breaking other parts."
Not just work on, but interchange. You can plug in a different
template system or database back-end, without having to rewrite the
application from scratch.
- Needs an actual example of a config file (there's one in
http://pythonpaste.org/script). If I've never seen the config file
before I'd be lost in the details, especially if I don't know what INI
format means. People are not going to go to another page and read all
the details just to answer these basic questions.
- object relational mapper -> object-relational mapper
(because "object relational" is a single concept that modifies
"mapper". Otherwise it looks like "A modifies B modifies C". The
difference is most striking in "twenty-odd people" (approximately
twenty people) vs "twenty odd people" (twenty people who are strange).
- The SQLAlchemy vs SQLObject issue is too big for an
overview-tutorial aimed at total newbies. I'd either delete the
paragraph, or just mention that SQLObject exists and link to a page
describing the differences and how to choose between the two. My main
objections to SQLObject aren't even in this paragraph. But conversely,
the paragraph makes many unsubstantiated claims against SQLObject. To
really deal with this properly you'd have to explain why SQLObject is
easier (or is perceived to be easier), how it's "less explicit", and
why the query syntax is "strange". That's too much for this short
tutorial, so it would have to be on a separate page.
- In the introduction you mention Mako but here you describe Myghty.
This is understandable since Pylons is in transition, but the tutorial
reader will be confused. I'd say something like, "Pylons is moving
from Myghty to Mako, but they are both pretty similar, here's how they
- Suggest rewording first paragraph to: "An interesting aspect of web
frameworks is that you completely control what happens with the data
the user sends you. This includes the URL itself. Routes lets you
choose which action should happen for a particular kind of URL...."
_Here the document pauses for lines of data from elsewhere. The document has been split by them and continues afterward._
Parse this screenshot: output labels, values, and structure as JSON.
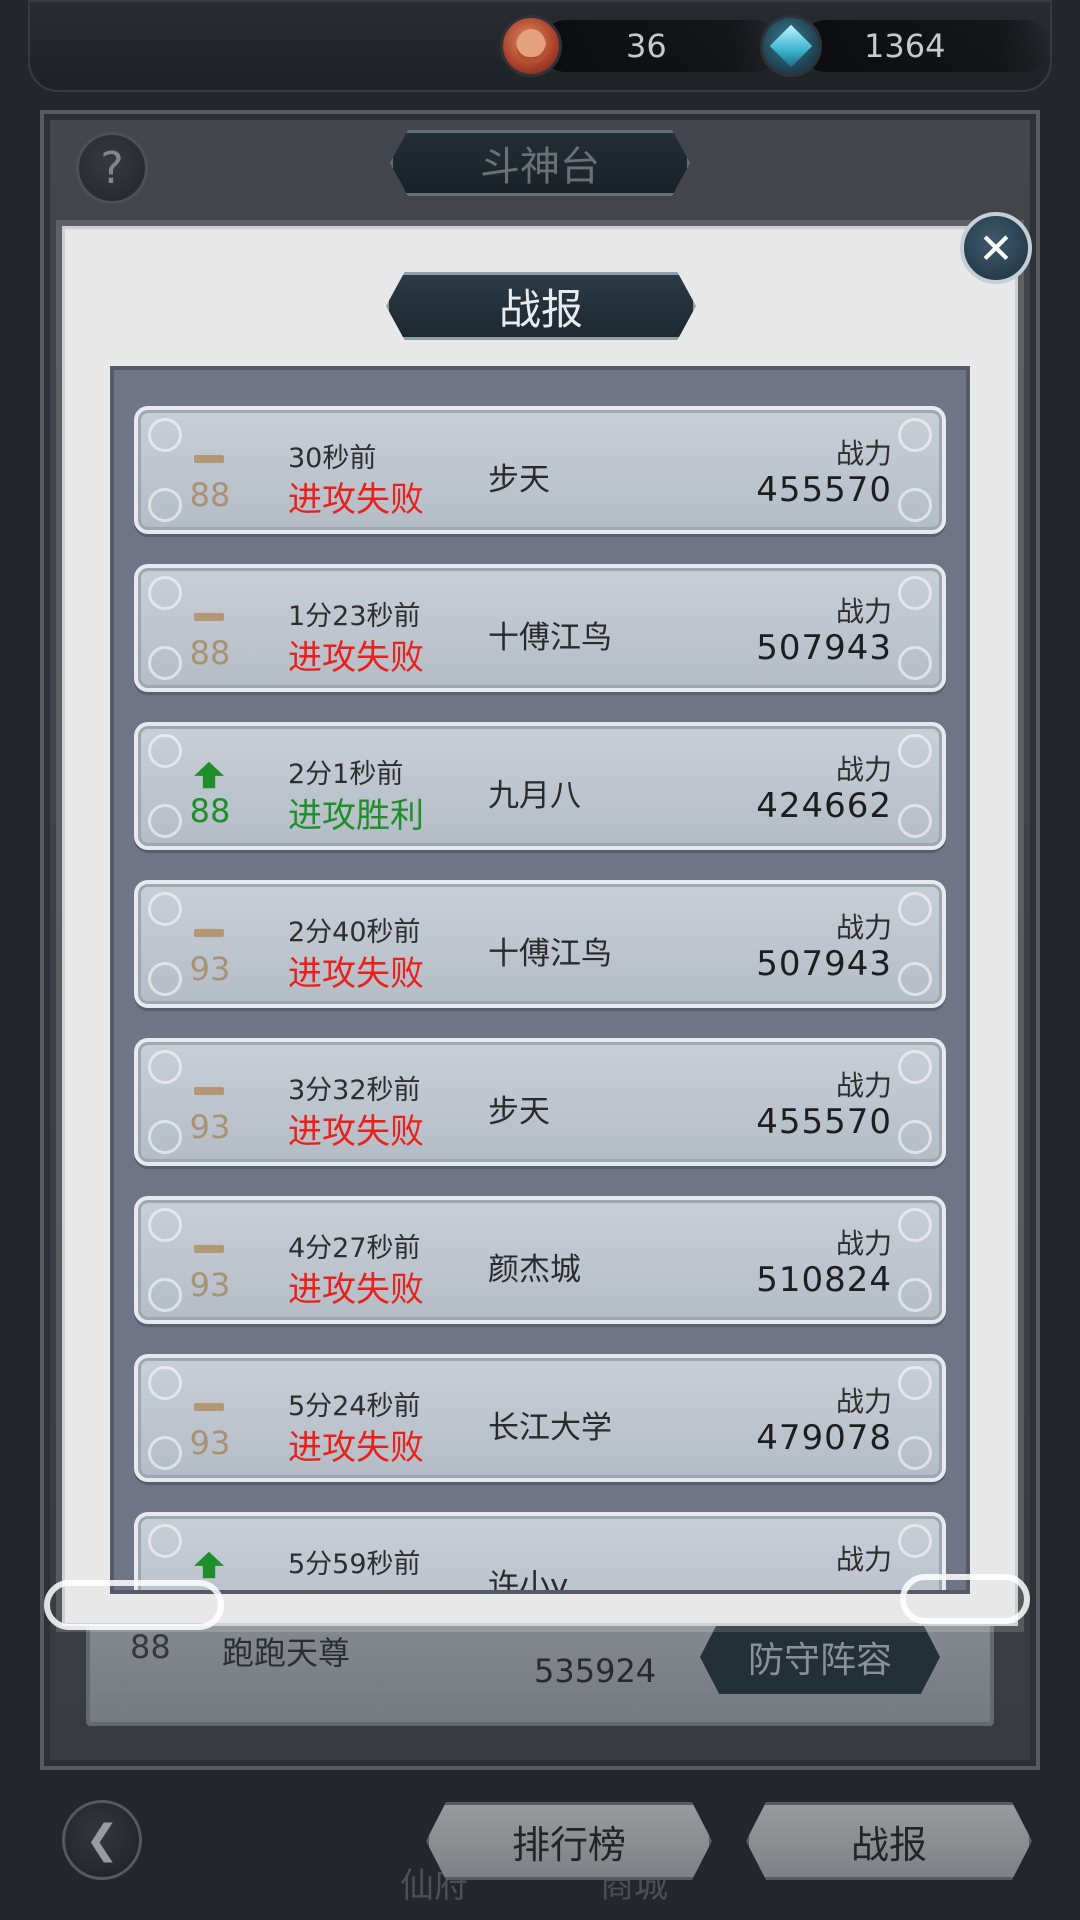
{
  "resources": [
    {
      "icon": "copper-coin-icon",
      "value": "36"
    },
    {
      "icon": "crystal-icon",
      "value": "1364"
    }
  ],
  "screen": {
    "title": "斗神台",
    "help_label": "?"
  },
  "underlying": {
    "rank": "88",
    "name": "跑跑天尊",
    "power": "535924",
    "defense_button": "防守阵容",
    "tabs": [
      "仙府",
      "商城"
    ]
  },
  "bottom_nav": {
    "rank_tab": "排行榜",
    "report_tab": "战报"
  },
  "modal": {
    "title": "战报",
    "close_label": "✕",
    "power_label": "战力",
    "reports": [
      {
        "trend": "flat",
        "rank": "88",
        "time": "30秒前",
        "result": "进攻失败",
        "win": false,
        "opponent": "步天",
        "power": "455570"
      },
      {
        "trend": "flat",
        "rank": "88",
        "time": "1分23秒前",
        "result": "进攻失败",
        "win": false,
        "opponent": "十傅江鸟",
        "power": "507943"
      },
      {
        "trend": "up",
        "rank": "88",
        "time": "2分1秒前",
        "result": "进攻胜利",
        "win": true,
        "opponent": "九月八",
        "power": "424662"
      },
      {
        "trend": "flat",
        "rank": "93",
        "time": "2分40秒前",
        "result": "进攻失败",
        "win": false,
        "opponent": "十傅江鸟",
        "power": "507943"
      },
      {
        "trend": "flat",
        "rank": "93",
        "time": "3分32秒前",
        "result": "进攻失败",
        "win": false,
        "opponent": "步天",
        "power": "455570"
      },
      {
        "trend": "flat",
        "rank": "93",
        "time": "4分27秒前",
        "result": "进攻失败",
        "win": false,
        "opponent": "颜杰城",
        "power": "510824"
      },
      {
        "trend": "flat",
        "rank": "93",
        "time": "5分24秒前",
        "result": "进攻失败",
        "win": false,
        "opponent": "长江大学",
        "power": "479078"
      },
      {
        "trend": "up",
        "rank": "",
        "time": "5分59秒前",
        "result": "",
        "win": true,
        "opponent": "许小y",
        "power": ""
      }
    ]
  }
}
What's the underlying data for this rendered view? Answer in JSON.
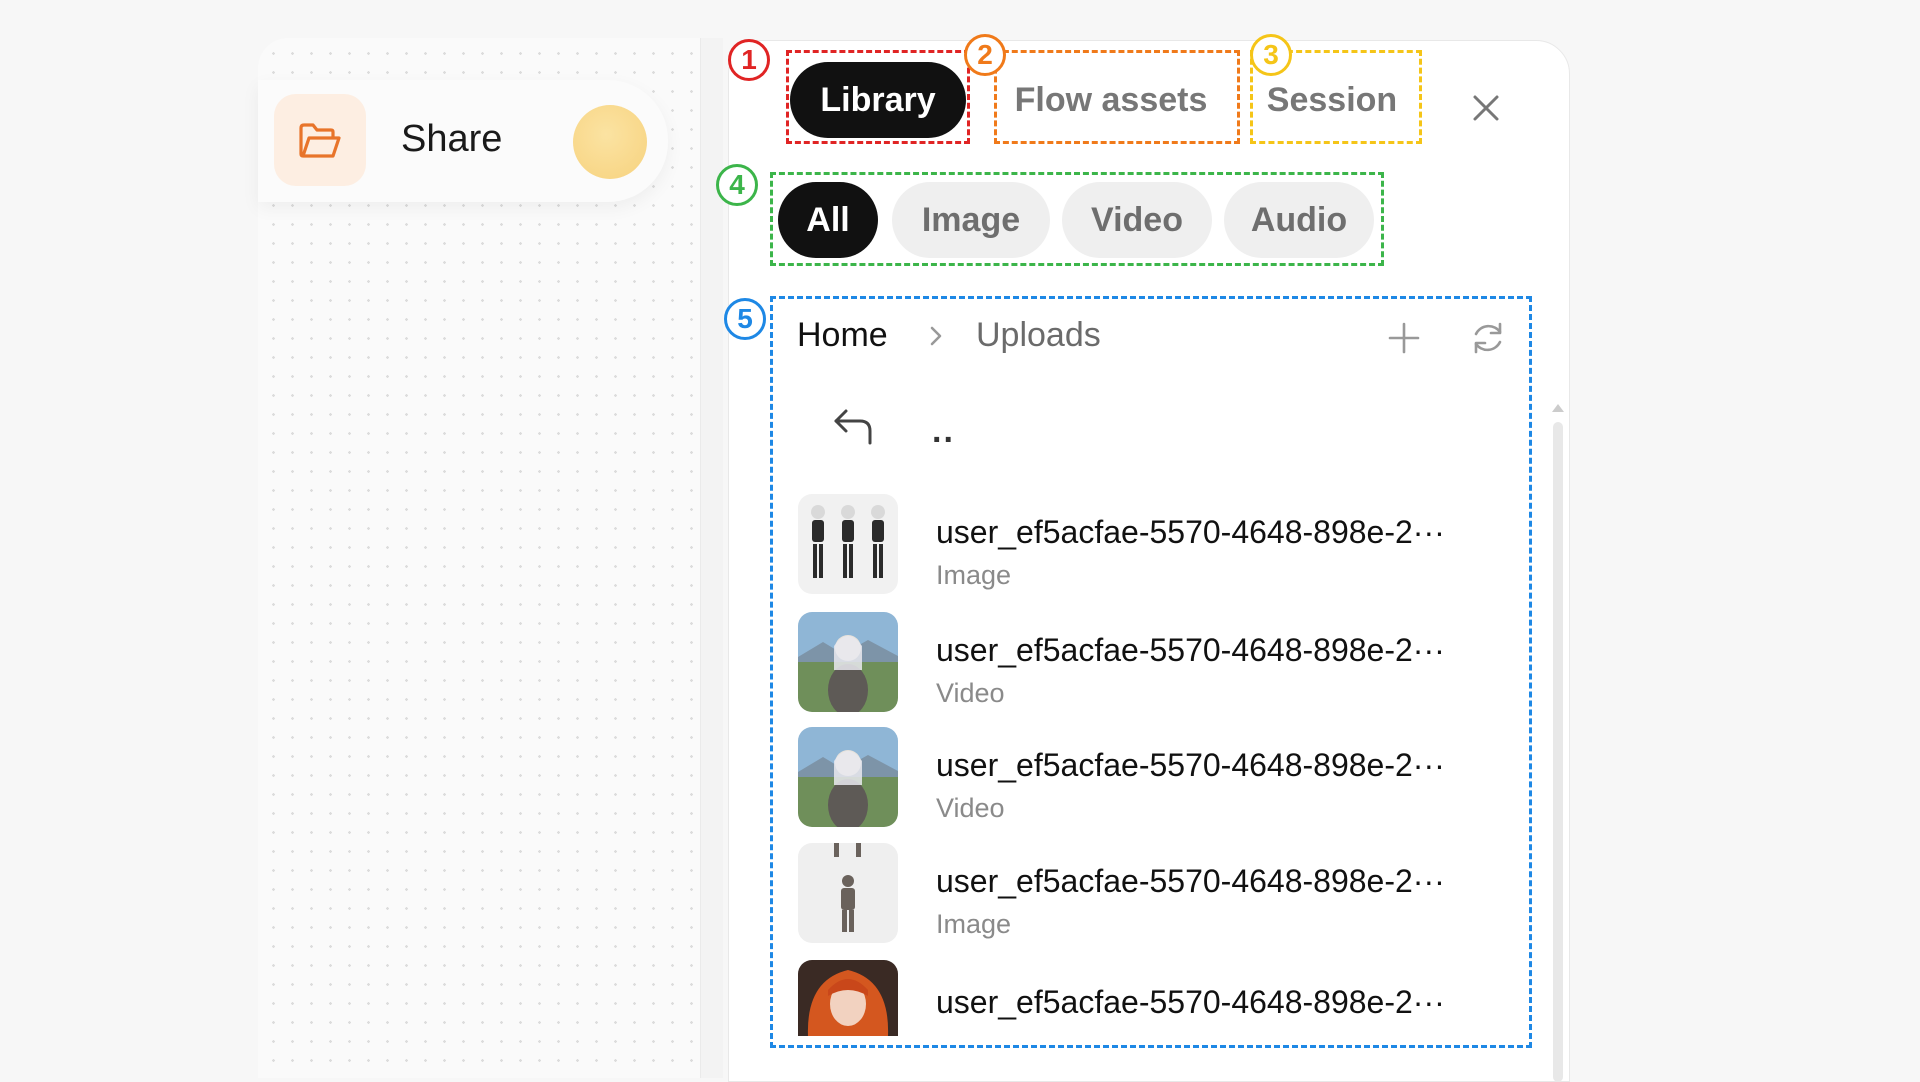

- Delete "by the way", or put a comma before it.
- "The Webhelpers" -> "Webhelpers"
Section "Are there any other web frameworks?"
- Great text, just needs some rewording. I'll get to it when I have time.
One thing to decide is how many choices to give people. You mention
SQLObject vs SQLAlchemy, but not Paste HTTP server vs others. I don't
know which way is "right", but one needs to think about this overall:
"In which cases is it really important to mention the alternatives?"
This will be a highly-read Pylons article, so thanks for writing it.
Mike Orr <slugg...@gmail.com>
The Wikipedia entry does allow the model to be smart.
"Domain logic adds meaning to raw data (e.g., calculating if today is
the user's birthday, or the totals, taxes and shipping charges for
shopping cart items)."
Perhaps I misunderstand MVC, but I find my way very useful.
> > - "The idea of MVC though is that you can work on one part without
> > breaking other parts."
> > Not just work on, but interchange. You can plug in a different
> > template system or database back-end, without having to rewrite the
> > application from scratch.
> Right. That should be clarified. Although in the MVC theory all the three
> parts are independent. Of course that won't work in Pylons because if I
> change the 'M' I need to take care of that in the 'C'. Whether I use MySQL
> or PostgreSQL is surely not important for the 'C' but the definition of
> the 'M' is.
The model does not have to be SQLAlchemy itself. The model can be a
higher-level front end. Then you can replace SQLAlchemy with another
type of database (maybe Durus) without changing the controllers.
I make a higher-level model that answers "business queries". My
chemical database site doesn't allow access to the database directly;
there's an intermediate class with methods for:
iter_all_chemicals() => yield Chemical
get_chemical(id) => Chemical
get_chemical_name(id) => string
predict_reactivity(list of ids) => ReactivityResult
Every business concept required by the application gets a method. But
if a group of methods can be represented by a primitive Python type
(e.g., a list), I just expose the type directly.
My Chemical type is purposely database-independent. Since my database
is read-only, I only have to fill it one way. Obviously, one could
choose to expose the SQLAlchemy objects directly.
Mike Orr <slugg...@gmail.com>